I also will spend a couple of weeks in Bahía de los Angeles with my Graduate Student (Thais) and students and staff from Ocean Discovery Institute, continuing our long-term analysis of the effects of spatial subsidy on island ecosystems. While I am gone, Theresa will be helping out with the fishes and clams, and I will be checking email daily (satellite connection permitting), keeping the projects on track.

So, as usual, a busy but interesting summer, and a GREAT way to kick off my sabbatical!

come visit with #2scientists @panama66sd tonight!

Another fun event slated for tonight (this one is especially good for those of you who live or work near Balboa Park) - the Reuben H. Fleet Museum's "Two Scientists Walk into a Bar" is back! Tonight (Thu May 7) from 6:00 - 8:00, Liz Waters (SDSU, who does some fascinating work on evolution and adaptation) and I (@USDCAS, working on biological oceanography and ecology) will be sitting around at the beautiful Panama66 restaurant next to the San Diego Museum of Art. It is a cool new venue - outdoor seating, and food and drink from the people at Blind Lady Alehouse and Tiger!Tiger!.
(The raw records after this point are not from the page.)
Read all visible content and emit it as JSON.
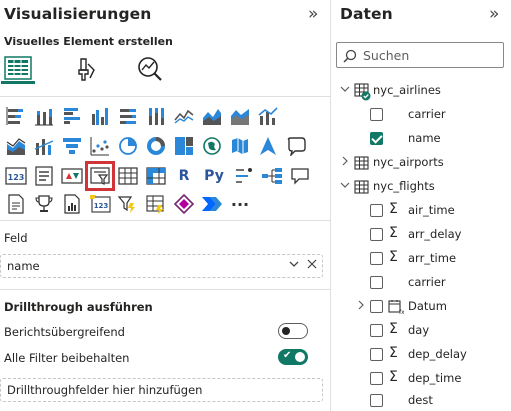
{
  "viz_pane": {
    "title": "Visualisierungen",
    "collapse_icon": "chevron-double-right",
    "subtitle": "Visuelles Element erstellen",
    "top_icons": [
      {
        "name": "build-visual-icon",
        "active": true
      },
      {
        "name": "format-visual-icon",
        "active": false
      },
      {
        "name": "analytics-icon",
        "active": false
      }
    ],
    "visual_icons": [
      [
        "stacked-bar-chart",
        "stacked-column-chart",
        "clustered-bar-chart",
        "clustered-column-chart",
        "100-percent-bar-chart",
        "100-percent-column-chart",
        "line-chart",
        "area-chart",
        "stacked-area-chart",
        "line-and-column-chart"
      ],
      [
        "line-and-stacked-column-chart",
        "ribbon-chart",
        "waterfall-chart",
        "funnel-chart",
        "scatter-chart",
        "pie-chart",
        "donut-chart",
        "treemap",
        "map",
        "filled-map"
      ],
      [
        "azure-map",
        "shape-map",
        "gauge",
        "card",
        "multi-row-card",
        "kpi",
        "slicer",
        "table",
        "matrix",
        "r-visual"
      ],
      [
        "python-visual",
        "key-influencers",
        "decomposition-tree",
        "qna",
        "smart-narrative",
        "paginated-report",
        "power-apps",
        "power-automate",
        "more-visuals"
      ]
    ],
    "visual_texts": {
      "r_visual": "R",
      "python_visual": "Py",
      "card": "123",
      "more": "···"
    },
    "field_section_label": "Feld",
    "field_well_value": "name",
    "drillthrough_label": "Drillthrough ausführen",
    "cross_report_label": "Berichtsübergreifend",
    "cross_report_on": false,
    "keep_filters_label": "Alle Filter beibehalten",
    "keep_filters_on": true,
    "drillthrough_fields_placeholder": "Drillthroughfelder hier hinzufügen",
    "accent_color": "#117865",
    "selection_color": "#d13438"
  },
  "data_pane": {
    "title": "Daten",
    "collapse_icon": "chevron-double-right",
    "search_placeholder": "Suchen",
    "tables": [
      {
        "name": "nyc_airlines",
        "expanded": true,
        "has_selection": true,
        "fields": [
          {
            "name": "carrier",
            "type": "text",
            "checked": false
          },
          {
            "name": "name",
            "type": "text",
            "checked": true
          }
        ]
      },
      {
        "name": "nyc_airports",
        "expanded": false,
        "has_selection": false,
        "fields": []
      },
      {
        "name": "nyc_flights",
        "expanded": true,
        "has_selection": false,
        "fields": [
          {
            "name": "air_time",
            "type": "sum",
            "checked": false
          },
          {
            "name": "arr_delay",
            "type": "sum",
            "checked": false
          },
          {
            "name": "arr_time",
            "type": "sum",
            "checked": false
          },
          {
            "name": "carrier",
            "type": "text",
            "checked": false
          },
          {
            "name": "Datum",
            "type": "date-hierarchy",
            "checked": false
          },
          {
            "name": "day",
            "type": "sum",
            "checked": false
          },
          {
            "name": "dep_delay",
            "type": "sum",
            "checked": false
          },
          {
            "name": "dep_time",
            "type": "sum",
            "checked": false
          },
          {
            "name": "dest",
            "type": "text",
            "checked": false
          }
        ]
      }
    ]
  }
}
Bring a jacket (it is an outdoor venue) and a question about science!